E21739 Brazel Street, PO Box 308
Grand Marais, MI 49839

The museum's hours are:

End of May, beginning the Sunday of Memorial Day Weekend Sunday thru Friday 2-5 pm
Saturday 12-5 pm
June—Open every day Sunday thru Friday 2-5 pm
Saturday 12-5 pm
July and August—Open every day Monday thru Saturday 11-6 pm
(New Hours)
Sunday 2-5 pm
September—Open every day Sunday thru Friday 2-5 pm
Saturday 12-5 pm
October – end of May I am traveling a lot during these months exhibiting my mineral art at shows. Please call 906-494-2590 at least a week in advance if you would like to set up a private museum visit. A donation or purchase is requested for all private appointments.

NOTE: Due to an annual family event that takes place on Saturday of Memorial Day weekend that I would like to attend, the Gitche Gumee Museum will now open each year on Sunday of Memorial Day weekend and will be open daily from then to the end of September. I will plan on having the museum ready for appointments by mid-May each year, so if you would like to set up an appointment please email me at, or call me at 906-494-2590. It is best to set up appointments in advance in case I am busy or out of town. I try to accommodate impromptu appointments, but this is not always possible. For private appointments, I ask for a donation or purchase that is commensurate with the time required for the museum visit.

Art and Mineral Show and Agate Talk Schedule

NOTE: I have decided to scale back my show schedule for 2015. At this point, these are the shows I plan on attending and setting up a booth.

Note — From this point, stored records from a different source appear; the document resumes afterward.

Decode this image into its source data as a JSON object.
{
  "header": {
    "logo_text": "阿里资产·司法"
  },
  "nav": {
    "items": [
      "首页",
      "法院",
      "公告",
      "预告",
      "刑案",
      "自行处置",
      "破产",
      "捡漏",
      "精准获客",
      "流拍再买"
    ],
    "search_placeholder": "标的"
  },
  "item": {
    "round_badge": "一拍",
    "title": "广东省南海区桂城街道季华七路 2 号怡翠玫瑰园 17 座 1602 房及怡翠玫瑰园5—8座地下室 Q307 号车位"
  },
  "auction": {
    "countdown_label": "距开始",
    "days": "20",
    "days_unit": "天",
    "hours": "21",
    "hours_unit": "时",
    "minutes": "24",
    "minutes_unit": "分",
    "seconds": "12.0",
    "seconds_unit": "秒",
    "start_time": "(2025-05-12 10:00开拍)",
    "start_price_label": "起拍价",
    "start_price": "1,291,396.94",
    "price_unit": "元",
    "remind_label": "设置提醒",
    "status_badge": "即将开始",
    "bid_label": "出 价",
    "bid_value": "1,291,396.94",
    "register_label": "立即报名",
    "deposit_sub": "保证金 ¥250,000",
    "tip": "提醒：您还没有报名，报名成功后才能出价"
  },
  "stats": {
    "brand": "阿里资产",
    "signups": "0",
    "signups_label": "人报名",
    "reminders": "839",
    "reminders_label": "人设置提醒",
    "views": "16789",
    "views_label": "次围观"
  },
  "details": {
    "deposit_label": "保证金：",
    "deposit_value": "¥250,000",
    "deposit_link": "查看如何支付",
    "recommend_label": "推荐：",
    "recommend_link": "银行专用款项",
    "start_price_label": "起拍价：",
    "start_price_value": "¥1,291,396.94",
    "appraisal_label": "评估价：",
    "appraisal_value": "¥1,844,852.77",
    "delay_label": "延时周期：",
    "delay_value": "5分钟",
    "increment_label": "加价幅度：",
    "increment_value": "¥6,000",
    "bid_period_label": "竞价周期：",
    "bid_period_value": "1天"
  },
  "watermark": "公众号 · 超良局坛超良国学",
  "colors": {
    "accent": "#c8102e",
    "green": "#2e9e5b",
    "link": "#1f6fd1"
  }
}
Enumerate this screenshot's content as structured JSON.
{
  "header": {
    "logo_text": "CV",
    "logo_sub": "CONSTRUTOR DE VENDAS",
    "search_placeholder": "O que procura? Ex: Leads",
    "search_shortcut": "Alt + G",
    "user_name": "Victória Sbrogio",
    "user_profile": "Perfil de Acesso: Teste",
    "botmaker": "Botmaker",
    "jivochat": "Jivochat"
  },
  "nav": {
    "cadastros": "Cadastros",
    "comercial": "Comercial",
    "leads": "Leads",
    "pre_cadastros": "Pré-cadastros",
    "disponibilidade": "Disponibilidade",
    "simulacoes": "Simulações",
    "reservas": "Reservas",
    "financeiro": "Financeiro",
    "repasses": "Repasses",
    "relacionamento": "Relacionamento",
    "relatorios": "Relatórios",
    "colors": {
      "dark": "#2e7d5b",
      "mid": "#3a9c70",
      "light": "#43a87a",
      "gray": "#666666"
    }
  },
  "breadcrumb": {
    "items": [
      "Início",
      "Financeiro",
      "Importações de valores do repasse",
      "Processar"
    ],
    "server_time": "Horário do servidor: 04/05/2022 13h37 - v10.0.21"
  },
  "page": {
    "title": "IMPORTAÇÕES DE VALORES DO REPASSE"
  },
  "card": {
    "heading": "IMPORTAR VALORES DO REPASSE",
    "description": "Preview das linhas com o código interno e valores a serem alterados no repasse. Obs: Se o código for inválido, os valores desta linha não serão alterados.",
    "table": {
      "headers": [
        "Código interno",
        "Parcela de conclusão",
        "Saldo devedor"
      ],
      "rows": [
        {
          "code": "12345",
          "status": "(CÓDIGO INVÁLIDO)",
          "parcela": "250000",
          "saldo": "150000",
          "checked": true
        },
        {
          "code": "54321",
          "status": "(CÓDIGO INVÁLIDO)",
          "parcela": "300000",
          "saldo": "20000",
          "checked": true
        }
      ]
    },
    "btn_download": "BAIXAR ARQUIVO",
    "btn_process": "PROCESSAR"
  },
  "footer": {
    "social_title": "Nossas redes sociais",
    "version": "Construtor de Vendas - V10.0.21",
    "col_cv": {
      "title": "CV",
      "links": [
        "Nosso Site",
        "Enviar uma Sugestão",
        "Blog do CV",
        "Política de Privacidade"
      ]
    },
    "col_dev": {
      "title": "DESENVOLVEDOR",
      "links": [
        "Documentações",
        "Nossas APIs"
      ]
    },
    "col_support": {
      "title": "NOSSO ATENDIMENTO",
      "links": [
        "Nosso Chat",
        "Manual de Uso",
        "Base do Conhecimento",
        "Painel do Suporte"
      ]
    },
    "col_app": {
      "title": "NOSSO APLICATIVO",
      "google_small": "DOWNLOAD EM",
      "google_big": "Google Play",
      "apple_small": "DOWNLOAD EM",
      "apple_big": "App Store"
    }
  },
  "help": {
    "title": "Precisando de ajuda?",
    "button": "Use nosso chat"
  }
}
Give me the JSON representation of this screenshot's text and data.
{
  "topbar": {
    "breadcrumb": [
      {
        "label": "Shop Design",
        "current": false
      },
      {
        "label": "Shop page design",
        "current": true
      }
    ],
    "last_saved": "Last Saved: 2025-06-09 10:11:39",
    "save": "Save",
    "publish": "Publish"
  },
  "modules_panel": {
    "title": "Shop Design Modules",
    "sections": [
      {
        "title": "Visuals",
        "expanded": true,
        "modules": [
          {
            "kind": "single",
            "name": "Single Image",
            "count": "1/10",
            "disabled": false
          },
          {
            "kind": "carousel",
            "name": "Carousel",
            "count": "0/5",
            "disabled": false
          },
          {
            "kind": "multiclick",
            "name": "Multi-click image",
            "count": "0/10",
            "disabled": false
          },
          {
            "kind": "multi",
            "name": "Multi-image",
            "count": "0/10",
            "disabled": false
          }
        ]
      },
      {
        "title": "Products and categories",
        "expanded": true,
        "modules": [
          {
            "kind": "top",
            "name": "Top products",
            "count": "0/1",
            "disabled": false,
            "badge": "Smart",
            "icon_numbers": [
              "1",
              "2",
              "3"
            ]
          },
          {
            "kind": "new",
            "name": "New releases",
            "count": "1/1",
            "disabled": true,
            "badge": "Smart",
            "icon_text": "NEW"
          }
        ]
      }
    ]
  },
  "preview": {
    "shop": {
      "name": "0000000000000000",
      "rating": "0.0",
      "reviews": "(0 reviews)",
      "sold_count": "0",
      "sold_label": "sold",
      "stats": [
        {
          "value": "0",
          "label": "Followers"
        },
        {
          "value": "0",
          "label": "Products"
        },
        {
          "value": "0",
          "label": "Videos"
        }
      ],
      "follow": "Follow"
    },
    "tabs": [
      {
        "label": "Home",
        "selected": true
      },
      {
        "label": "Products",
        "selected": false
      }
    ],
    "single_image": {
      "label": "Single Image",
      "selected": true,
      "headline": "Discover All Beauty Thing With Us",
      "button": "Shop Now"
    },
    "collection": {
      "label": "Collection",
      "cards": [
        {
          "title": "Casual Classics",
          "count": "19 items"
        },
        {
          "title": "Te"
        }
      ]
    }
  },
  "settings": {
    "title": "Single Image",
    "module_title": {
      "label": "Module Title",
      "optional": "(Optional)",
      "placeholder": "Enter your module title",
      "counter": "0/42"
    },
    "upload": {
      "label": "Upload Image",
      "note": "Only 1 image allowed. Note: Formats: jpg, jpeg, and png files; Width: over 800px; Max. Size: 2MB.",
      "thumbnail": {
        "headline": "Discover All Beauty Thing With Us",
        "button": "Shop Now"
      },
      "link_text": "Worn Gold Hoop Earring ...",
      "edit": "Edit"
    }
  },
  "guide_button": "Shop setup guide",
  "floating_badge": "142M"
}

  • July 18-19, 2015
    • EXHIBIT BOOTH – 46rd Annual Moose Lake, MN Agate Days. Located at the Moose Lake High School, 413 Birch Avenue. Event hours are Saturday 9:00 to 5:00; Sunday 9:00 to 4:00. The Clark-Olsen Agate Stampede is at 2:00 on Saturday. More information is available at
  • August 1, 2015
    • EXHIBIT BOOTH – 40th Annual Upper Peninsula Gem and Mineral Show, sponsored by the Ishpeming Rock and Mineral Club. Located at Ishpeming Elks Club Hall, 597 Lake Shore Dr., Ishpeming, MI. Show hours are Saturday from 9:30 am - 4:30 pm. The show includes free admission; kids' area, silent auction, hourly prizes, raffle, demonstrations, & dealers. FIELD TRIPS associated with the show happen on Friday and Sunday. There is also a Cracker Barrel session Saturday evening at 7pm with live mineral auction, raffle, food, and a speaker. For more information Contact Ernest Johnson, 1962 W. Fair, Marquette, MI 49855, phone 906-228-9422, e-mail:
  • September 12 & 13, 2015
    • EXHIBIT BOOTH and AGATELADY TALKS – 7th Annual Muskallunge State Park Annual Rock On Agate Show. Located at 30042 County Road 407 in Deer Park, MI half way between Newberry and Grand Marais,. Show hours have not yet been announced but they will be all day on Saturday and Sunday. Camping is available. I will be giving a talk on both days. The show includes rock dealers, food dealers, kids games, presentations, demonstrations, rock cutting and polishing services, silent auctions, and more. For more information please call 906-658-3338. Information about last year’s show is available at:
  • October 23-25, 2015
    • EXHIBIT BOOTH -- 50th Annual Central Michigan Lapidary & Mineral Society Show. Main Arena, Ingham County Fairgrounds, 700 E. Ash Street, Mason, MI 48854. Event hours are Friday 6:00 to 9:00, Saturday 10:00 to 7:00, and Sunday 11:00 to 5:00. Show includes vendors, exhibits, crafts, art, jewelry, demonstrations, displays, flint knappers, rock identification, kids’ activities, free prizes for kids, door prizes, rock cutting, and more, For more information please go to or .
  • December 4-6, 2015
    • EXHIBIT BOOTH – TV6 Marquette.MI Christmas Craft Show. Located at the Superior Dome, 1401 Presque Isle Avenue. Show hours are Friday 5:00 to 9:00, Saturday 10:00 to 6:00, and Sunday 11:00 to 4:00. More information is available at

June 2015 Update

Mineral of the Month
Petoskey Stone
History’s Gem of the Month
Vintage Grand Marais photos
On-line Gift Shop
New Book: How to Find Agates: A New Method
Gitche Gumee Gatherings
Information about
scheduling private, in-home private art shows
Gitche Gumee Gatherings
Media Coverage
Petoskey News
Agate Photo
Testimonial from a Mineral Art customer
Laura's Lamp


Copyright All rights reserved.
Gitche Gumee Museum.
E21739 Brazel Street
Grand Marais, Michigan 49839


Web Site Designed By
Web Site Design ServiceSearch Engine Optimization Firm